Activity —
Pick every line out of the entries below that has the string "meta", and copy it.

── Information provided ──

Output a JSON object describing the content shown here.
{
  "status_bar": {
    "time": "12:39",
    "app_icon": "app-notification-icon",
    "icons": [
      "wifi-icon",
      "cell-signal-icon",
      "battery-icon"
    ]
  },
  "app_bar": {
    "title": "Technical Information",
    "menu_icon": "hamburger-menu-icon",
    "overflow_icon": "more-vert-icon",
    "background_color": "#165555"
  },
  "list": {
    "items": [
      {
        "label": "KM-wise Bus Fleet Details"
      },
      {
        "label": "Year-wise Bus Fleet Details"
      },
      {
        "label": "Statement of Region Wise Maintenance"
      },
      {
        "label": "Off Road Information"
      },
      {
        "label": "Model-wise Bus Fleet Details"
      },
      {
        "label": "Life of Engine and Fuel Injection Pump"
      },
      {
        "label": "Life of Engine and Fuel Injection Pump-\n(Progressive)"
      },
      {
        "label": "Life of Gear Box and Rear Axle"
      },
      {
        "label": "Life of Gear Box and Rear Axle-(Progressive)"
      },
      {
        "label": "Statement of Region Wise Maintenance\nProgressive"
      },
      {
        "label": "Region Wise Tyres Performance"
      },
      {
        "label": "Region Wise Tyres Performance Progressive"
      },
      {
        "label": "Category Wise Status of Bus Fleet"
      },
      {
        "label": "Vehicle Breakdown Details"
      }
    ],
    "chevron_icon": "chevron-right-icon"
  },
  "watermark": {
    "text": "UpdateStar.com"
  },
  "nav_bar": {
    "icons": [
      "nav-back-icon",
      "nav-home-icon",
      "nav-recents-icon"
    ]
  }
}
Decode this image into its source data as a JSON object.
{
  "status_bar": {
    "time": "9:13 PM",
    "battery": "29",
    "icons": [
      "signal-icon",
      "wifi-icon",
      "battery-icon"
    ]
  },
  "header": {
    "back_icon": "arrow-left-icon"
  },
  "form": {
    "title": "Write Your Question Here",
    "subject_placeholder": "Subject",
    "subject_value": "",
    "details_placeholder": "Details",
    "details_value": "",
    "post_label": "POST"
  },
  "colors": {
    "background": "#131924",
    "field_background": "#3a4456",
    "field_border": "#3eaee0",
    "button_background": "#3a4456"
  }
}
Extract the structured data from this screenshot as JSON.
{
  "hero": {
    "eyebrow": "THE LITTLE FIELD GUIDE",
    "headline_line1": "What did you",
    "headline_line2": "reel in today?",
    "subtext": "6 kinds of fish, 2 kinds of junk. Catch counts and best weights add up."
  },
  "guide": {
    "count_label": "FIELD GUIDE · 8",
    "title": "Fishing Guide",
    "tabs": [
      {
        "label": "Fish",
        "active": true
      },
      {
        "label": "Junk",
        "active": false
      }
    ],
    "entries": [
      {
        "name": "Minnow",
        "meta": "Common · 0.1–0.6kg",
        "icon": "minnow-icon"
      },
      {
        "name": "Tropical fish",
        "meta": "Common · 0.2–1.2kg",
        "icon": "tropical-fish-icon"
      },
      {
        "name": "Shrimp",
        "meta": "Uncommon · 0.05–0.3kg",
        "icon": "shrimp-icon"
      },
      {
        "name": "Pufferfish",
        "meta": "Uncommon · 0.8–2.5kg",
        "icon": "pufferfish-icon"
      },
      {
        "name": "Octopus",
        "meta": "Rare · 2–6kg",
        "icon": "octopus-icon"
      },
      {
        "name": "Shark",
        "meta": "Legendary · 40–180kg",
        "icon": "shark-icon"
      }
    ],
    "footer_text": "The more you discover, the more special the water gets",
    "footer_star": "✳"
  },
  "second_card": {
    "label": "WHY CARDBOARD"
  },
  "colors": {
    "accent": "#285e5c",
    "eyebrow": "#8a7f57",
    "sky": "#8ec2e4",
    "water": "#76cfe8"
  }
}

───

Exercise response —
        "meta": "Common · 0.1–0.6kg",
        "meta": "Common · 0.2–1.2kg",
        "meta": "Uncommon · 0.05–0.3kg",
        "meta": "Uncommon · 0.8–2.5kg",
        "meta": "Rare · 2–6kg",
        "meta": "Legendary · 40–180kg",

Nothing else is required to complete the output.